|||Cabanne, Dialogues, 1966.|
|||“Mon âme est une étrange usine / Où se battent le feu, les eaux, / Dieu sait la fantasque cuisine / Que font ses immenses fourneaux. / C’est une gigantesque mine / [...] Avec des bords monumentaux” (lines 1–8); Critics have looked back on these lines as displaying almost crude egoism, but the soul they describe seems much like language itself.|
|||Unlike Roussel, Duchamp had a long history with the game. He was a child champion, a real master in later life, and several of his early paintings feature chess pieces. I am not convinced Roussel was the quick-learned chess master he would claim to be in “Comment j’ai écrit certains de mes livres.”|
|||His last published words, the end of “Comment j’ai écrit...”: “And I take refuge, for lack of anything better, in the hope that I will perhaps have a bit of posthumous fulfillment with regard to my books.” Translation by Trevor Winkfield.|
|||A letter to Jean Suquet, 1949.|
|||In Pierre Janet, “The Psychological Characteristics of Ecstasy,” in Raymond Roussel: Life, Death and Works, trans.
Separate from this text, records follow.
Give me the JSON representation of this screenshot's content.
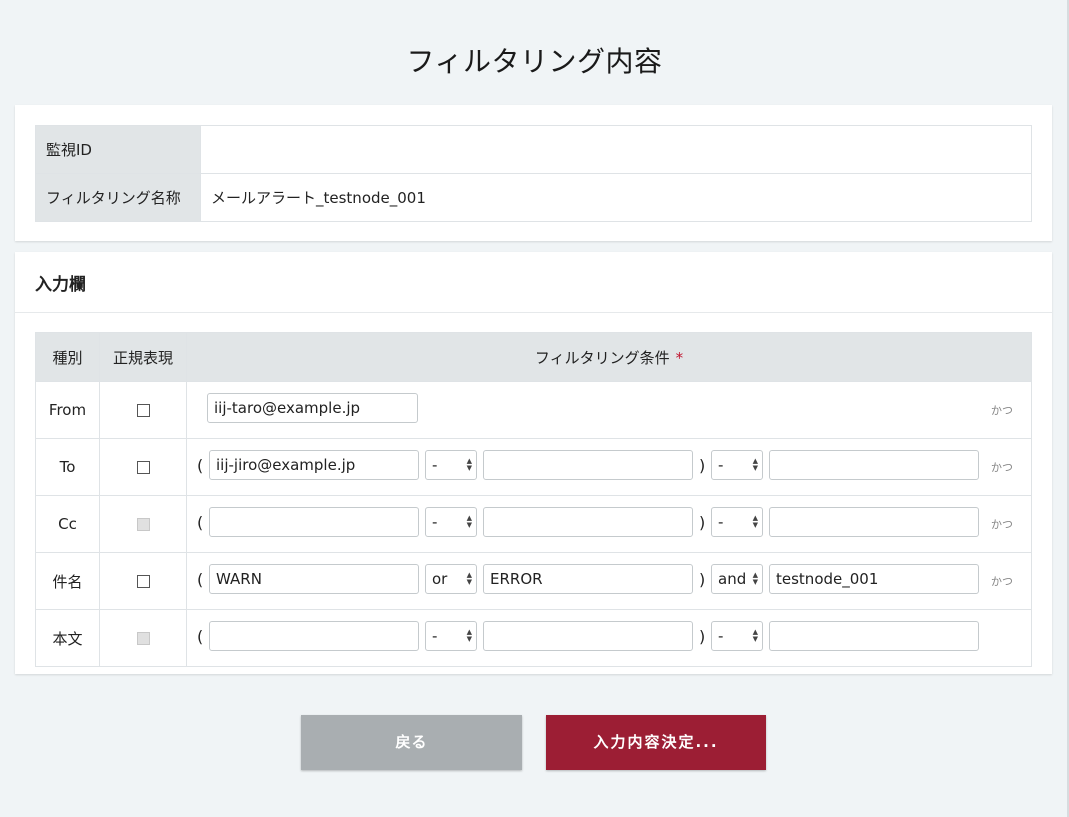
{
  "page": {
    "title": "フィルタリング内容"
  },
  "info": {
    "monitor_id_label": "監視ID",
    "monitor_id_value": "",
    "filter_name_label": "フィルタリング名称",
    "filter_name_value": "メールアラート_testnode_001"
  },
  "input_section": {
    "heading": "入力欄",
    "headers": {
      "type": "種別",
      "regex": "正規表現",
      "condition": "フィルタリング条件",
      "required_mark": "*"
    },
    "rows": [
      {
        "type": "From",
        "regex_enabled": true,
        "regex_checked": false,
        "value1": "iij-taro@example.jp",
        "katsu": "かつ"
      },
      {
        "type": "To",
        "regex_enabled": true,
        "regex_checked": false,
        "open_paren": "(",
        "value1": "iij-jiro@example.jp",
        "op1": "-",
        "value2": "",
        "close_paren": ")",
        "op2": "-",
        "value3": "",
        "katsu": "かつ"
      },
      {
        "type": "Cc",
        "regex_enabled": false,
        "regex_checked": false,
        "open_paren": "(",
        "value1": "",
        "op1": "-",
        "value2": "",
        "close_paren": ")",
        "op2": "-",
        "value3": "",
        "katsu": "かつ"
      },
      {
        "type": "件名",
        "regex_enabled": true,
        "regex_checked": false,
        "open_paren": "(",
        "value1": "WARN",
        "op1": "or",
        "value2": "ERROR",
        "close_paren": ")",
        "op2": "and",
        "value3": "testnode_001",
        "katsu": "かつ"
      },
      {
        "type": "本文",
        "regex_enabled": false,
        "regex_checked": false,
        "open_paren": "(",
        "value1": "",
        "op1": "-",
        "value2": "",
        "close_paren": ")",
        "op2": "-",
        "value3": ""
      }
    ]
  },
  "buttons": {
    "back": "戻る",
    "confirm": "入力内容決定..."
  },
  "colors": {
    "confirm": "#9c1e34",
    "back": "#a9aeb1",
    "required": "#c0132e"
  }
}
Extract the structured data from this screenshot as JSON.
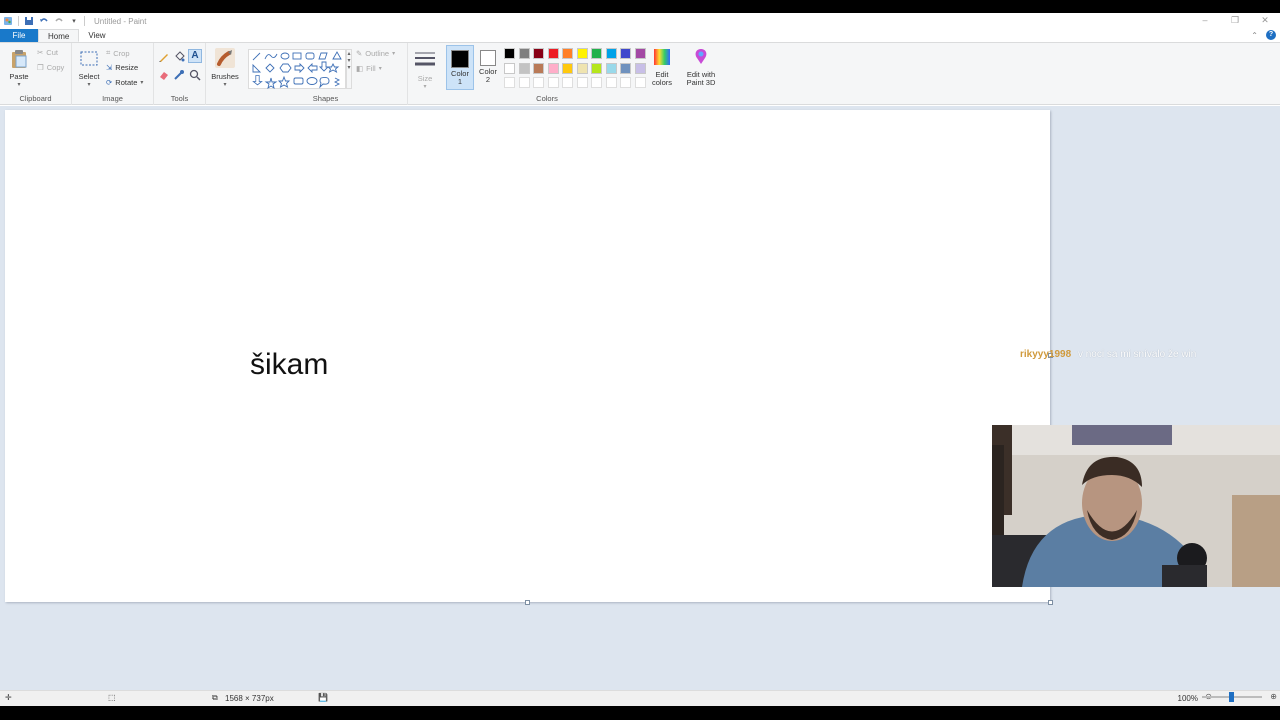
{
  "window": {
    "title": "Untitled - Paint",
    "controls": [
      "minimize-icon",
      "restore-icon",
      "close-icon"
    ]
  },
  "tabs": [
    {
      "label": "File"
    },
    {
      "label": "Home"
    },
    {
      "label": "View"
    }
  ],
  "ribbon": {
    "clipboard": {
      "label": "Clipboard",
      "paste": "Paste",
      "cut": "Cut",
      "copy": "Copy"
    },
    "image": {
      "label": "Image",
      "select": "Select",
      "crop": "Crop",
      "resize": "Resize",
      "rotate": "Rotate"
    },
    "tools": {
      "label": "Tools"
    },
    "brushes": {
      "label": "Brushes"
    },
    "shapes": {
      "label": "Shapes",
      "outline": "Outline",
      "fill": "Fill"
    },
    "size": {
      "label": "Size"
    },
    "colors": {
      "label": "Colors",
      "color1": "Color 1",
      "color2": "Color 2",
      "edit_colors": "Edit colors",
      "edit_3d": "Edit with Paint 3D",
      "color1_value": "#000000",
      "color2_value": "#ffffff",
      "palette_row1": [
        "#000000",
        "#7f7f7f",
        "#880015",
        "#ed1c24",
        "#ff7f27",
        "#fff200",
        "#22b14c",
        "#00a2e8",
        "#3f48cc",
        "#a349a4"
      ],
      "palette_row2": [
        "#ffffff",
        "#c3c3c3",
        "#b97a57",
        "#ffaec9",
        "#ffc90e",
        "#efe4b0",
        "#b5e61d",
        "#99d9ea",
        "#7092be",
        "#c8bfe7"
      ]
    }
  },
  "canvas": {
    "text": "šikam"
  },
  "overlay": {
    "chat_user": "rikyyy1998",
    "chat_message": "v noci sa mi snívalo že win"
  },
  "status": {
    "dimensions": "1568 × 737px",
    "zoom": "100%"
  }
}
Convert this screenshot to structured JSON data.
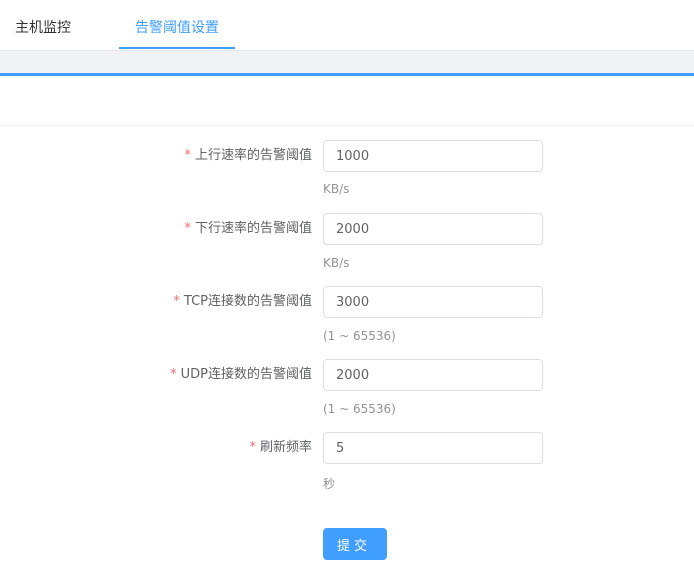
{
  "tabs": [
    {
      "label": "主机监控",
      "active": false
    },
    {
      "label": "告警阈值设置",
      "active": true
    }
  ],
  "form": {
    "required_mark": "*",
    "fields": [
      {
        "label": "上行速率的告警阈值",
        "value": "1000",
        "hint": "KB/s"
      },
      {
        "label": "下行速率的告警阈值",
        "value": "2000",
        "hint": "KB/s"
      },
      {
        "label": "TCP连接数的告警阈值",
        "value": "3000",
        "hint": "(1 ~ 65536)"
      },
      {
        "label": "UDP连接数的告警阈值",
        "value": "2000",
        "hint": "(1 ~ 65536)"
      },
      {
        "label": "刷新频率",
        "value": "5",
        "hint": "秒"
      }
    ],
    "submit_label": "提交"
  },
  "colors": {
    "primary": "#409eff",
    "required": "#f56c6c"
  }
}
John Harman, ed. Alastair Brotchie et al. (London: Atlas Press, 1987).|
|||Michel Butor, Essais sur les modernes (Paris: Gallimard, 1964).|
|||See Steve Hodel’s Black Dahlia Avenger: A Genius for Murder (New York: Harper Collins, 2003) for an introduction to Marcel Duchamp’s relation to the probable killer, or listen to the podcast “Root of Evil: The True Story of the Hodel Family and the Black Dahlia,” directed by Patty Jenkins (TNT/Cadence13, 2019).|